### WHAT THE TASK REQUIRES
Filter the listing below down to the lines holding the word "Excel", and copy those lines.

%%

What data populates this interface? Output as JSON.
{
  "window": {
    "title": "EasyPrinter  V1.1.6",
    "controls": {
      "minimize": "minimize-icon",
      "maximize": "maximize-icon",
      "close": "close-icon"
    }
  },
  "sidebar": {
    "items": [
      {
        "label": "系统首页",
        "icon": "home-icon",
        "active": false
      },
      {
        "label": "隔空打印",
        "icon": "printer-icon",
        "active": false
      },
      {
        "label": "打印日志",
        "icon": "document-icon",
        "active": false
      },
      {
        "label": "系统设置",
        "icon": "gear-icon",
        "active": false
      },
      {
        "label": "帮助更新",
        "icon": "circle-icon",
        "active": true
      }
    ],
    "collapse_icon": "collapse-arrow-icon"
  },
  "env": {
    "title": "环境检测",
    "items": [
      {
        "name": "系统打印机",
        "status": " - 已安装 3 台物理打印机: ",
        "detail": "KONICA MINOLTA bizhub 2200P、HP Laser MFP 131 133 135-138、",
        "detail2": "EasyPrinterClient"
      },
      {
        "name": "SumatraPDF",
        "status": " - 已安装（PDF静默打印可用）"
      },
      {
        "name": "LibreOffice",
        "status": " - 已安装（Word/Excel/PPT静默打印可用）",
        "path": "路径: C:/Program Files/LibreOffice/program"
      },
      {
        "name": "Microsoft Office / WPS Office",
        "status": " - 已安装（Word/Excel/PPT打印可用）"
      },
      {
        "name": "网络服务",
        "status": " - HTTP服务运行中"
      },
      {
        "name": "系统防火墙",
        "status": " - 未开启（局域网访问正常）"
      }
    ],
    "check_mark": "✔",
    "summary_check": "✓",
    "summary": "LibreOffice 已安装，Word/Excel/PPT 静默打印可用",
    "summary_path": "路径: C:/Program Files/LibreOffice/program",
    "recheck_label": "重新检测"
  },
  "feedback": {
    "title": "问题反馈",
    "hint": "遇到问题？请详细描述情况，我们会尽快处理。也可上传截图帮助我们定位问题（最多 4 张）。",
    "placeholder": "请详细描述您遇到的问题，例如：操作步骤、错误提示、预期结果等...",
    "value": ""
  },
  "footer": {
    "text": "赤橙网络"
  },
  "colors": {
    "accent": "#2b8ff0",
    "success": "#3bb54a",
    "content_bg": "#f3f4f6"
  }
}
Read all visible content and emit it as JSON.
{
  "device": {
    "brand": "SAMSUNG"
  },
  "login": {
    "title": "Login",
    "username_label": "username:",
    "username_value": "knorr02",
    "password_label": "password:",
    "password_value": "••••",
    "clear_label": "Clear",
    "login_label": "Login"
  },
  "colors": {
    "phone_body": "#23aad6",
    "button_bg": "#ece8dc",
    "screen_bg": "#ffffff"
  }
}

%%

### RESPONSE TO THE EXERCISE
        "status": " - 已安装（Word/Excel/PPT静默打印可用）",
        "status": " - 已安装（Word/Excel/PPT打印可用）"
    "summary": "LibreOffice 已安装，Word/Excel/PPT 静默打印可用",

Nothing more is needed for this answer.